## Exercise goal
Work out how many lines in the data include the string "changes"; reply with that number alone.

Items from an interface collection
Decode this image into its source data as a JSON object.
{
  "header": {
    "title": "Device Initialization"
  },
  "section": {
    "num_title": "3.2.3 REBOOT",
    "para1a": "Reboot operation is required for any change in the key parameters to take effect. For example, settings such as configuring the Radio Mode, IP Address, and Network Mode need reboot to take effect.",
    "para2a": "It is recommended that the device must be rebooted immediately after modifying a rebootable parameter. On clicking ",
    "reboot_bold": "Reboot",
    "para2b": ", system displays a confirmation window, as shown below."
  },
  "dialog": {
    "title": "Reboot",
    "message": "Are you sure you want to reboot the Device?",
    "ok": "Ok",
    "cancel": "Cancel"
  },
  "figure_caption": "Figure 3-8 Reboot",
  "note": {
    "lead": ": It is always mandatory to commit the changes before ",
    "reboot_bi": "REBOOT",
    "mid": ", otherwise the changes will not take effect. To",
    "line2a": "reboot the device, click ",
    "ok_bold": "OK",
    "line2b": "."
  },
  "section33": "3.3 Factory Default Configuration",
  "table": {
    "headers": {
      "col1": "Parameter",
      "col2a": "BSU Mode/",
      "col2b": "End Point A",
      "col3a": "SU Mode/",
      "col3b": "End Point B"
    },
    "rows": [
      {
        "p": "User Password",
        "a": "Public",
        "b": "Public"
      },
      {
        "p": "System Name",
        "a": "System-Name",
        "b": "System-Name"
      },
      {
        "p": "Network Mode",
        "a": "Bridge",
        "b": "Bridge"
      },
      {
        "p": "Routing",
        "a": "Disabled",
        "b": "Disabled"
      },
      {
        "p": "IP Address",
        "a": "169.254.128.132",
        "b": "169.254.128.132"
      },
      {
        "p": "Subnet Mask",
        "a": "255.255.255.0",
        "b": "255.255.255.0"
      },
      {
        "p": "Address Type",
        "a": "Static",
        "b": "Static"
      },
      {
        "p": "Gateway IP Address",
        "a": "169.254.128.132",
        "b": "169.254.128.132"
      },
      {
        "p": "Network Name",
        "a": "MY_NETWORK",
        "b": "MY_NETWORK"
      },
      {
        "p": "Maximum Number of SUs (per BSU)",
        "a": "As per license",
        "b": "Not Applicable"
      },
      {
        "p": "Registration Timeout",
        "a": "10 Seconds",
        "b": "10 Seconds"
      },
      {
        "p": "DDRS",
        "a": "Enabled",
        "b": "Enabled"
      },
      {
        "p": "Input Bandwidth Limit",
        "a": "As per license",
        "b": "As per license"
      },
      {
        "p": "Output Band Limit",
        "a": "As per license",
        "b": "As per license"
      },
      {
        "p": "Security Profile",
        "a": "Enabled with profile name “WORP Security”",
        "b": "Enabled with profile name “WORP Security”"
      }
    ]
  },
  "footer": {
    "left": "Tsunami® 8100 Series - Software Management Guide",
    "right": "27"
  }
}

## Output
2